## Instructions for the task
Copy out the lines below that hold the word "CPUUtilization".

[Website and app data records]
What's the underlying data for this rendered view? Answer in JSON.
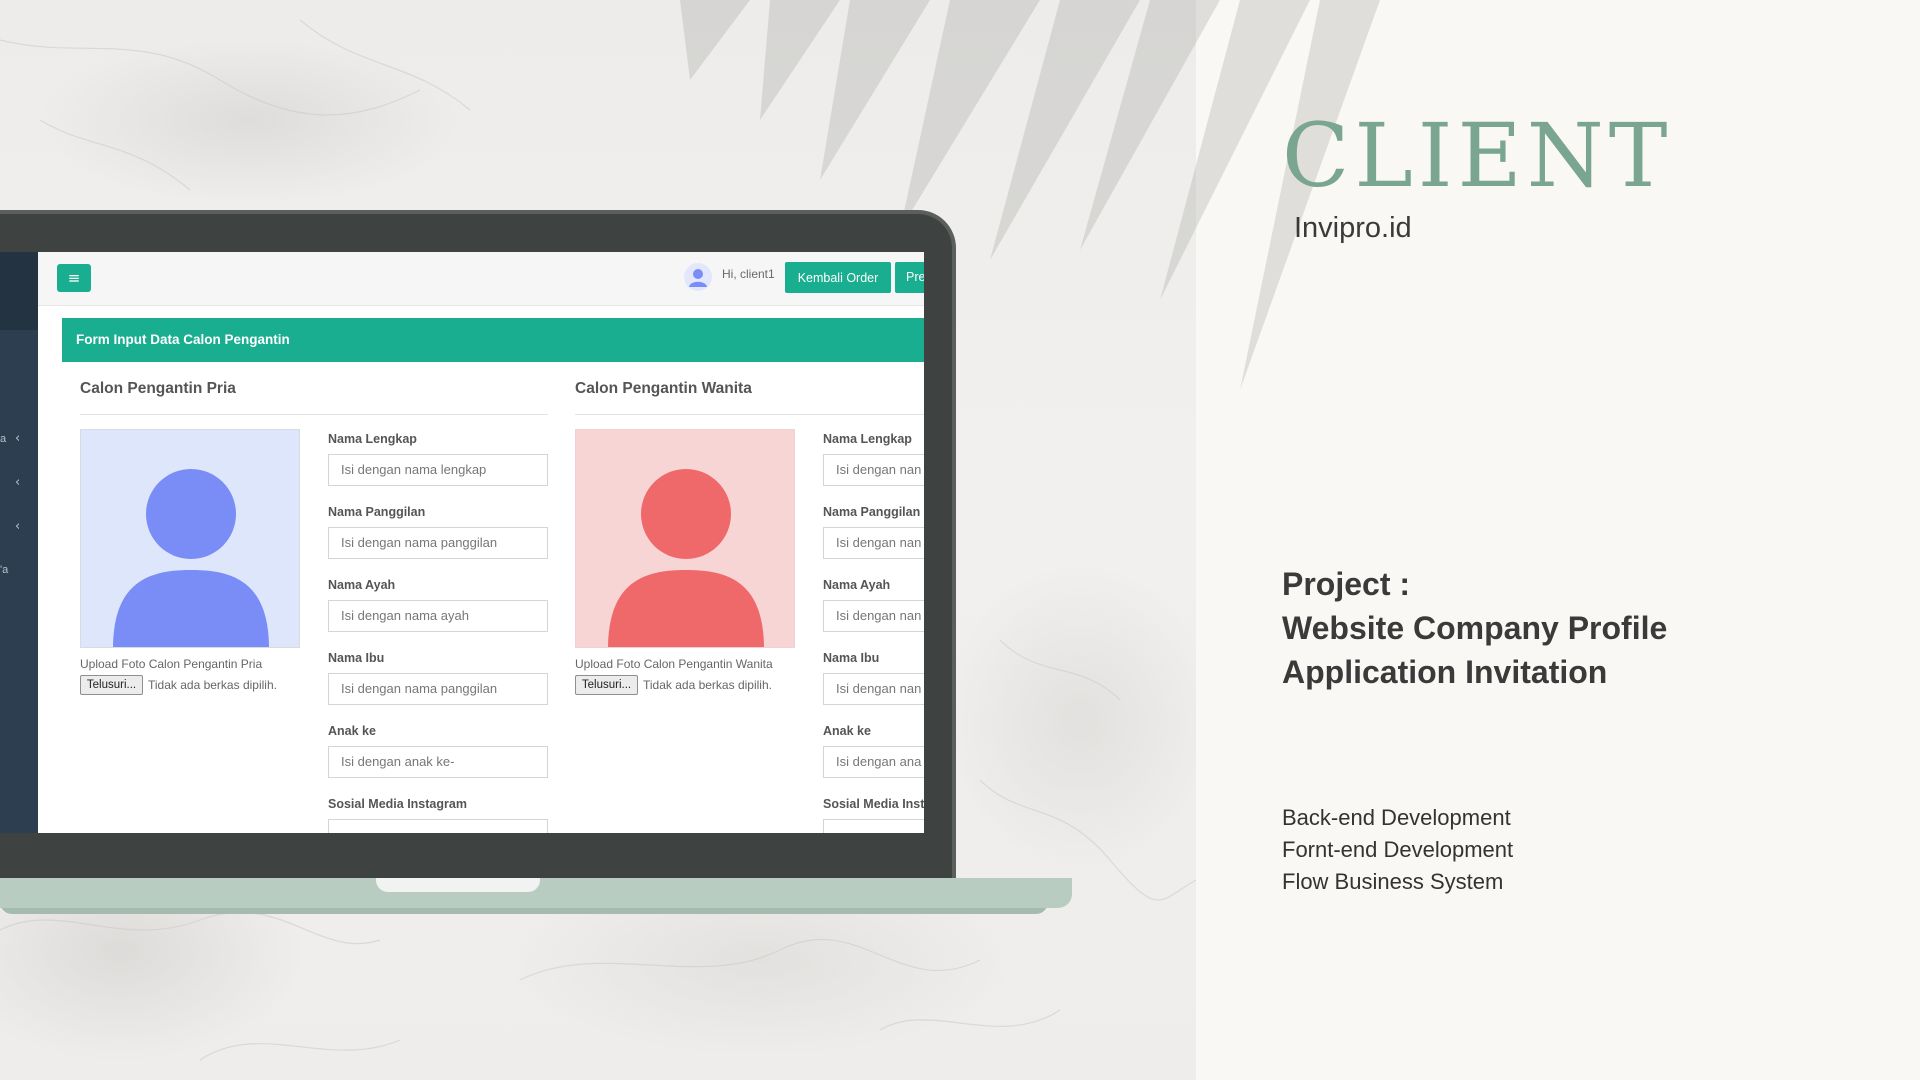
{
  "client": {
    "heading": "CLIENT",
    "name": "Invipro.id"
  },
  "project": {
    "label": "Project :",
    "lines": [
      "Website Company Profile",
      "Application Invitation"
    ]
  },
  "services": [
    "Back-end Development",
    "Fornt-end Development",
    "Flow Business System"
  ],
  "app": {
    "topbar": {
      "greeting": "Hi, client1",
      "back_button": "Kembali Order",
      "next_button_partial": "Pre"
    },
    "sidebar": {
      "fragments": [
        "a",
        "'a"
      ]
    },
    "form_title": "Form Input Data Calon Pengantin",
    "groom": {
      "title": "Calon Pengantin Pria",
      "upload_label": "Upload Foto Calon Pengantin Pria",
      "browse_button": "Telusuri...",
      "file_status": "Tidak ada berkas dipilih.",
      "fields": [
        {
          "label": "Nama Lengkap",
          "placeholder": "Isi dengan nama lengkap"
        },
        {
          "label": "Nama Panggilan",
          "placeholder": "Isi dengan nama panggilan"
        },
        {
          "label": "Nama Ayah",
          "placeholder": "Isi dengan nama ayah"
        },
        {
          "label": "Nama Ibu",
          "placeholder": "Isi dengan nama panggilan"
        },
        {
          "label": "Anak ke",
          "placeholder": "Isi dengan anak ke-"
        },
        {
          "label": "Sosial Media Instagram",
          "placeholder": ""
        }
      ]
    },
    "bride": {
      "title": "Calon Pengantin Wanita",
      "upload_label": "Upload Foto Calon Pengantin Wanita",
      "browse_button": "Telusuri...",
      "file_status": "Tidak ada berkas dipilih.",
      "fields": [
        {
          "label": "Nama Lengkap",
          "placeholder": "Isi dengan nan"
        },
        {
          "label": "Nama Panggilan",
          "placeholder": "Isi dengan nan"
        },
        {
          "label": "Nama Ayah",
          "placeholder": "Isi dengan nan"
        },
        {
          "label": "Nama Ibu",
          "placeholder": "Isi dengan nan"
        },
        {
          "label": "Anak ke",
          "placeholder": "Isi dengan ana"
        },
        {
          "label": "Sosial Media Inst",
          "placeholder": ""
        }
      ]
    }
  },
  "colors": {
    "accent": "#1aae90",
    "client_title": "#7aa590",
    "groom_avatar_bg": "#dde6fb",
    "groom_avatar": "#7a8cf5",
    "bride_avatar_bg": "#f8d5d5",
    "bride_avatar": "#f0696a",
    "sidebar": "#2c3e50",
    "laptop_frame": "#3e4342",
    "laptop_base": "#b8ccc2"
  }
}
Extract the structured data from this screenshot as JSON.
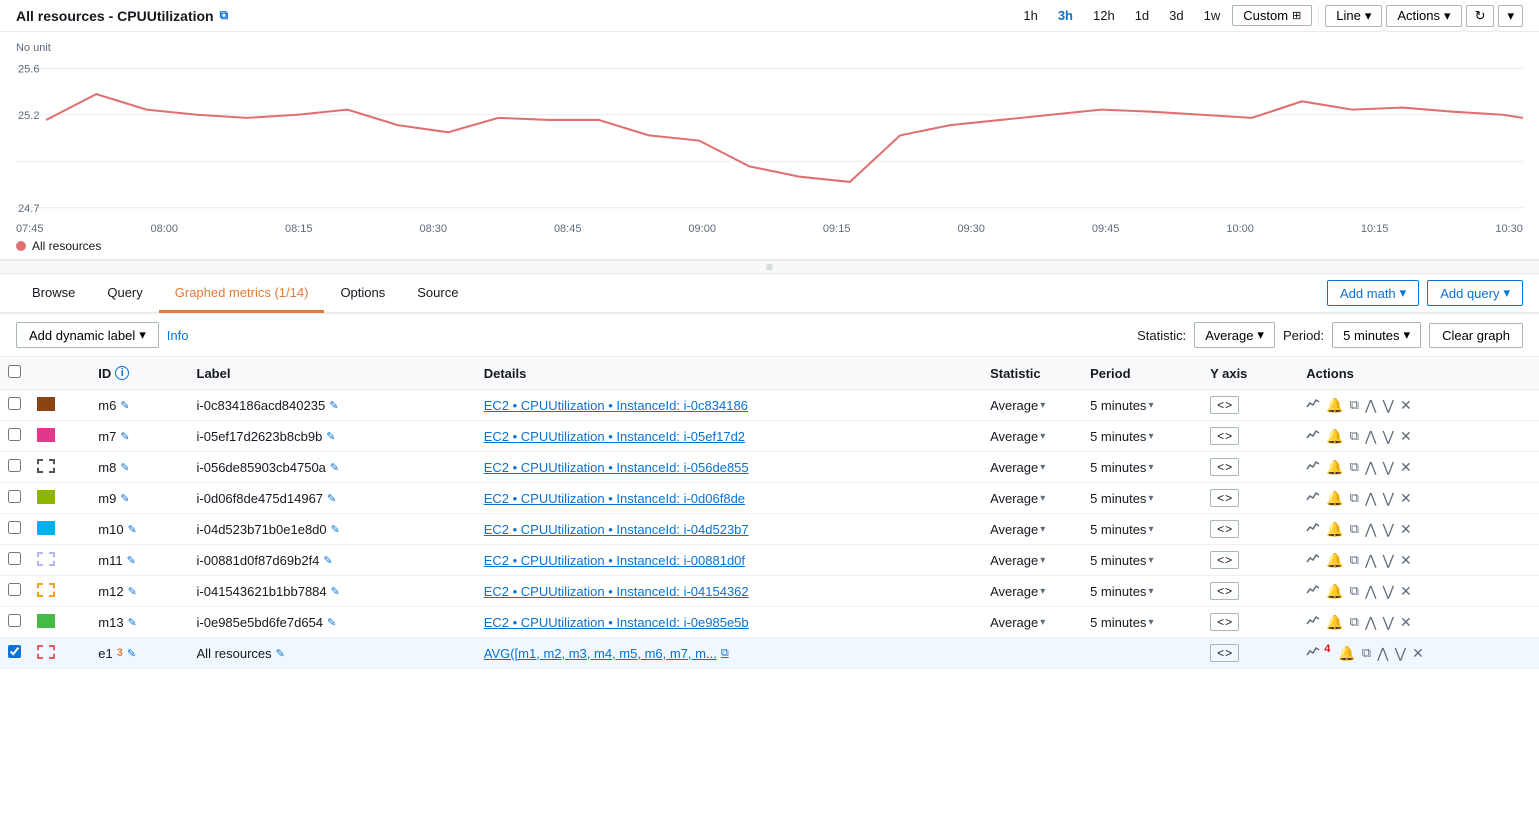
{
  "header": {
    "title": "All resources - CPUUtilization",
    "ext_icon": "⧉",
    "time_options": [
      "1h",
      "3h",
      "12h",
      "1d",
      "3d",
      "1w"
    ],
    "active_time": "3h",
    "custom_label": "Custom",
    "custom_icon": "⊞",
    "chart_type_label": "Line",
    "actions_label": "Actions",
    "refresh_icon": "↻",
    "more_icon": "▾"
  },
  "chart": {
    "y_label": "No unit",
    "y_values": [
      "25.6",
      "25.2",
      "24.7"
    ],
    "x_labels": [
      "07:45",
      "08:00",
      "08:15",
      "08:30",
      "08:45",
      "09:00",
      "09:15",
      "09:30",
      "09:45",
      "10:00",
      "10:15",
      "10:30"
    ],
    "legend_label": "All resources",
    "legend_color": "#e07070"
  },
  "tabs": {
    "items": [
      {
        "label": "Browse",
        "active": false
      },
      {
        "label": "Query",
        "active": false
      },
      {
        "label": "Graphed metrics (1/14)",
        "active": true
      },
      {
        "label": "Options",
        "active": false
      },
      {
        "label": "Source",
        "active": false
      }
    ],
    "add_math_label": "Add math",
    "add_query_label": "Add query"
  },
  "toolbar": {
    "dynamic_label": "Add dynamic label",
    "info_label": "Info",
    "statistic_label": "Statistic:",
    "statistic_value": "Average",
    "period_label": "Period:",
    "period_value": "5 minutes",
    "clear_graph_label": "Clear graph"
  },
  "table": {
    "columns": [
      "",
      "",
      "ID",
      "Label",
      "Details",
      "Statistic",
      "Period",
      "Y axis",
      "Actions"
    ],
    "rows": [
      {
        "id": "m6",
        "label": "i-0c834186acd840235",
        "details": "EC2 • CPUUtilization • InstanceId: i-0c834186",
        "statistic": "Average",
        "period": "5 minutes",
        "color": "#8B4513",
        "dashed": false,
        "checked": false
      },
      {
        "id": "m7",
        "label": "i-05ef17d2623b8cb9b",
        "details": "EC2 • CPUUtilization • InstanceId: i-05ef17d2",
        "statistic": "Average",
        "period": "5 minutes",
        "color": "#e0388c",
        "dashed": false,
        "checked": false
      },
      {
        "id": "m8",
        "label": "i-056de85903cb4750a",
        "details": "EC2 • CPUUtilization • InstanceId: i-056de855",
        "statistic": "Average",
        "period": "5 minutes",
        "color": "#555555",
        "dashed": true,
        "checked": false
      },
      {
        "id": "m9",
        "label": "i-0d06f8de475d14967",
        "details": "EC2 • CPUUtilization • InstanceId: i-0d06f8de",
        "statistic": "Average",
        "period": "5 minutes",
        "color": "#8db600",
        "dashed": false,
        "checked": false
      },
      {
        "id": "m10",
        "label": "i-04d523b71b0e1e8d0",
        "details": "EC2 • CPUUtilization • InstanceId: i-04d523b7",
        "statistic": "Average",
        "period": "5 minutes",
        "color": "#00b0f0",
        "dashed": false,
        "checked": false
      },
      {
        "id": "m11",
        "label": "i-00881d0f87d69b2f4",
        "details": "EC2 • CPUUtilization • InstanceId: i-00881d0f",
        "statistic": "Average",
        "period": "5 minutes",
        "color": "#b0b8f8",
        "dashed": true,
        "checked": false
      },
      {
        "id": "m12",
        "label": "i-041543621b1bb7884",
        "details": "EC2 • CPUUtilization • InstanceId: i-04154362",
        "statistic": "Average",
        "period": "5 minutes",
        "color": "#f4a020",
        "dashed": true,
        "checked": false
      },
      {
        "id": "m13",
        "label": "i-0e985e5bd6fe7d654",
        "details": "EC2 • CPUUtilization • InstanceId: i-0e985e5b",
        "statistic": "Average",
        "period": "5 minutes",
        "color": "#44bb44",
        "dashed": false,
        "checked": false
      },
      {
        "id": "e1",
        "label": "All resources",
        "details": "AVG([m1, m2, m3, m4, m5, m6, m7, m...",
        "statistic": "",
        "period": "",
        "color": "#e06060",
        "dashed": true,
        "checked": true,
        "is_expression": true,
        "badge": "3",
        "action_badge": "4"
      }
    ]
  }
}
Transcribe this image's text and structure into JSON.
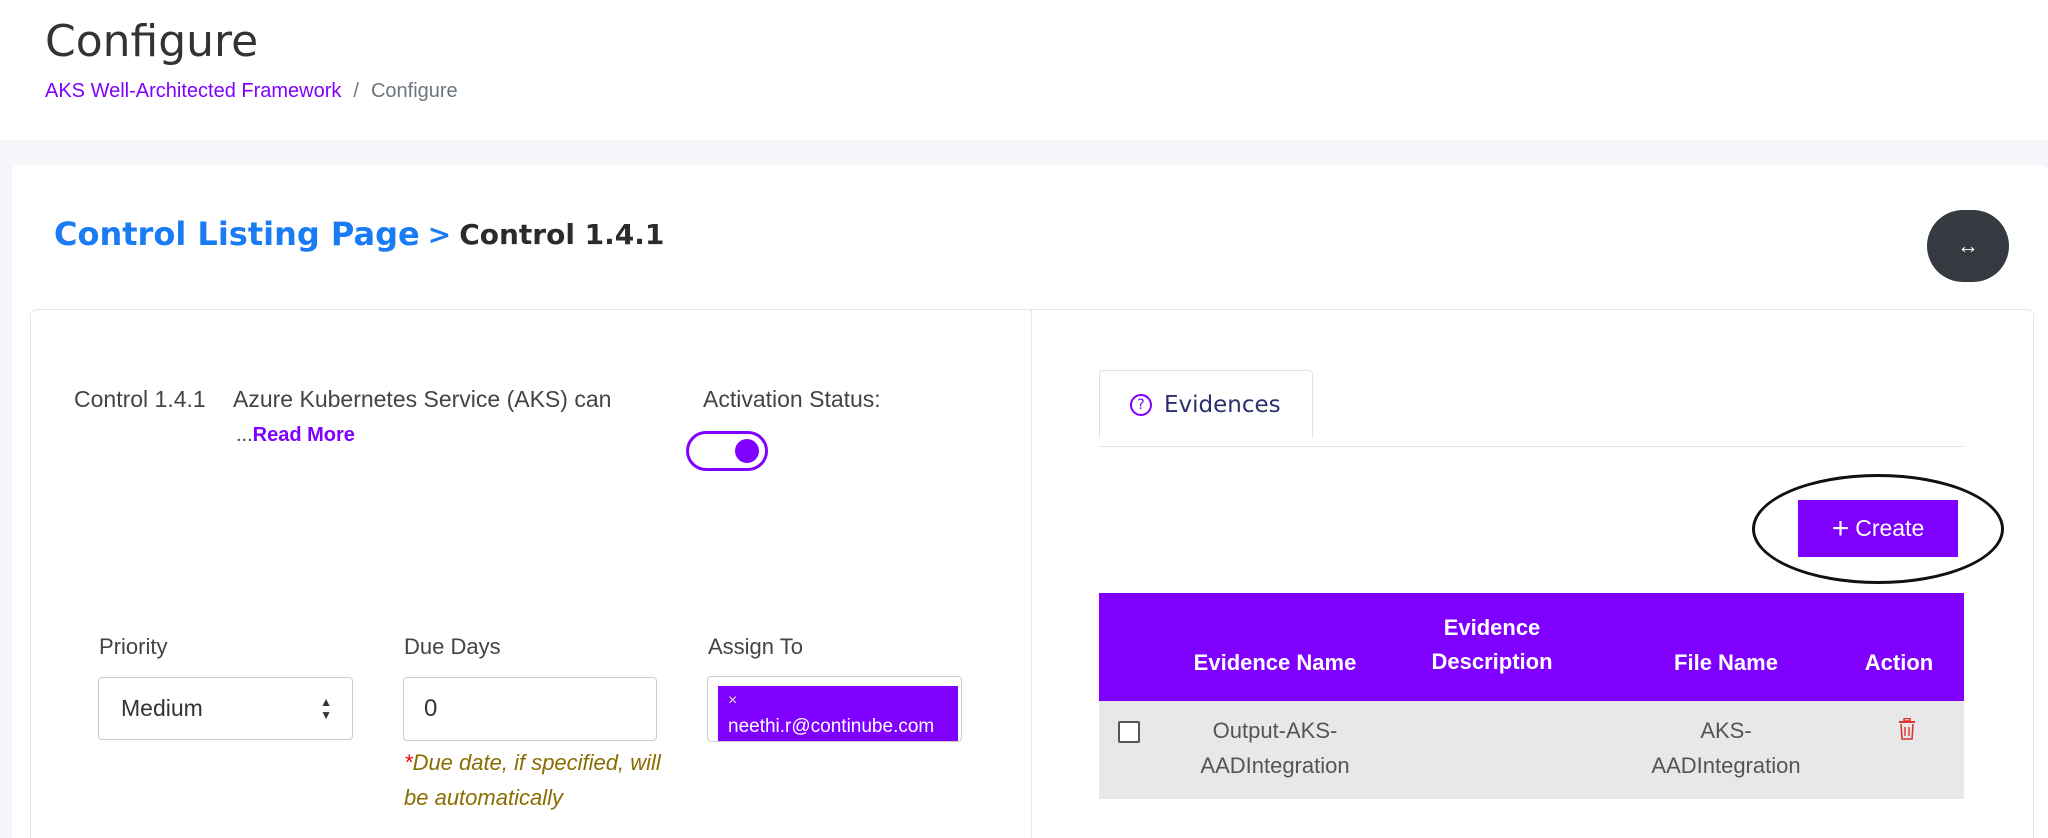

## Your solution
    "title": "All resources - CPUUtilization",
        "details": "EC2 • CPUUtilization • InstanceId: i-0c834186",
        "details": "EC2 • CPUUtilization • InstanceId: i-05ef17d2",
        "details": "EC2 • CPUUtilization • InstanceId: i-056de855",
        "details": "EC2 • CPUUtilization • InstanceId: i-0d06f8de",
        "details": "EC2 • CPUUtilization • InstanceId: i-04d523b7",
        "details": "EC2 • CPUUtilization • InstanceId: i-00881d0f",
        "details": "EC2 • CPUUtilization • InstanceId: i-04154362",
        "details": "EC2 • CPUUtilization • InstanceId: i-0e985e5b",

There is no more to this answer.